EXERCISE PROMPT → Go through the records and extract every line with the word "data".

PROVIDED MATERIAL →
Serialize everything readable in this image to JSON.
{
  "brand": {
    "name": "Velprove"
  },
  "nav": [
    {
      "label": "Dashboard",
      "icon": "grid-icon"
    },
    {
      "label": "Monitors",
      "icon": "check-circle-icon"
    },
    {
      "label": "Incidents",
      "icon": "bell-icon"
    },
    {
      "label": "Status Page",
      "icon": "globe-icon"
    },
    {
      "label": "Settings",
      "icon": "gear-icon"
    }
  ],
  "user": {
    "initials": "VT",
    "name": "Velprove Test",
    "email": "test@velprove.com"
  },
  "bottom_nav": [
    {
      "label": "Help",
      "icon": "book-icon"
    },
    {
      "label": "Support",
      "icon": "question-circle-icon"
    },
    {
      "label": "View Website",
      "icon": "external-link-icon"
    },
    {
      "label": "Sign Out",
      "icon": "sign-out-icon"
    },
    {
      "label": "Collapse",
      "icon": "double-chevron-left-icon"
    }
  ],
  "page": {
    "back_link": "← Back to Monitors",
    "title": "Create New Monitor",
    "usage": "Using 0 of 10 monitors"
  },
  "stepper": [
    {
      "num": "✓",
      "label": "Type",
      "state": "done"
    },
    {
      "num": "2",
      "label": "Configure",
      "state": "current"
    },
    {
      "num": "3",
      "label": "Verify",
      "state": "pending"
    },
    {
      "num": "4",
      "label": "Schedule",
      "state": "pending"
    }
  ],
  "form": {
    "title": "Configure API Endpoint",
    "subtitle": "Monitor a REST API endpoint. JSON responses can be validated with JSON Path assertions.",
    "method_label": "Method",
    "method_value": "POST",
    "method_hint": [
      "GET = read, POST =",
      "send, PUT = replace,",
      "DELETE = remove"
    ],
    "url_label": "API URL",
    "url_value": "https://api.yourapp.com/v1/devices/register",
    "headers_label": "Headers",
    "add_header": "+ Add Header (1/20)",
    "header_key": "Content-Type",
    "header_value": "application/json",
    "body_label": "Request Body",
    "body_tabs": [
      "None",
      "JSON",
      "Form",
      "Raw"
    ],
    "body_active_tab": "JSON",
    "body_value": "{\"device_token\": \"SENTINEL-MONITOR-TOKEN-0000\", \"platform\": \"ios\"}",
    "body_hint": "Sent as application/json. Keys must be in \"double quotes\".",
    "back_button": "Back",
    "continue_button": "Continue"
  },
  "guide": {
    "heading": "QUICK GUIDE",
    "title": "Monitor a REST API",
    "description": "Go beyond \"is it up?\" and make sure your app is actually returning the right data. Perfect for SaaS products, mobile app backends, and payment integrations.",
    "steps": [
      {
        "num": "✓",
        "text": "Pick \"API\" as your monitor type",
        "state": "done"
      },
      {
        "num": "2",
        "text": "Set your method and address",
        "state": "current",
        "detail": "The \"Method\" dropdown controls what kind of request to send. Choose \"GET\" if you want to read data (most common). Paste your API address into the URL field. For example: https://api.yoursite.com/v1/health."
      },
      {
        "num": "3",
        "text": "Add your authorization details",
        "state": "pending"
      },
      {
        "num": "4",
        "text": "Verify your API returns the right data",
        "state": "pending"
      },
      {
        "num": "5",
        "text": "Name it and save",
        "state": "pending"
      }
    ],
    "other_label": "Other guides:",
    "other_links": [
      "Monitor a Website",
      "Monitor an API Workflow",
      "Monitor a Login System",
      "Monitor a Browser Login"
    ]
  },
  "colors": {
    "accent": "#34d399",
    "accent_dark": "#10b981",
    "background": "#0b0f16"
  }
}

OUTPUT FOR THIS EXERCISE →
    "description": "Go beyond \"is it up?\" and make sure your app is actually returning the right data. Perfect for SaaS products, mobile app backends, and payment integrations.",
        "detail": "The \"Method\" dropdown controls what kind of request to send. Choose \"GET\" if you want to read data (most common). Paste your API address into the URL field. For example: https://api.yoursite.com/v1/health."
        "text": "Verify your API returns the right data",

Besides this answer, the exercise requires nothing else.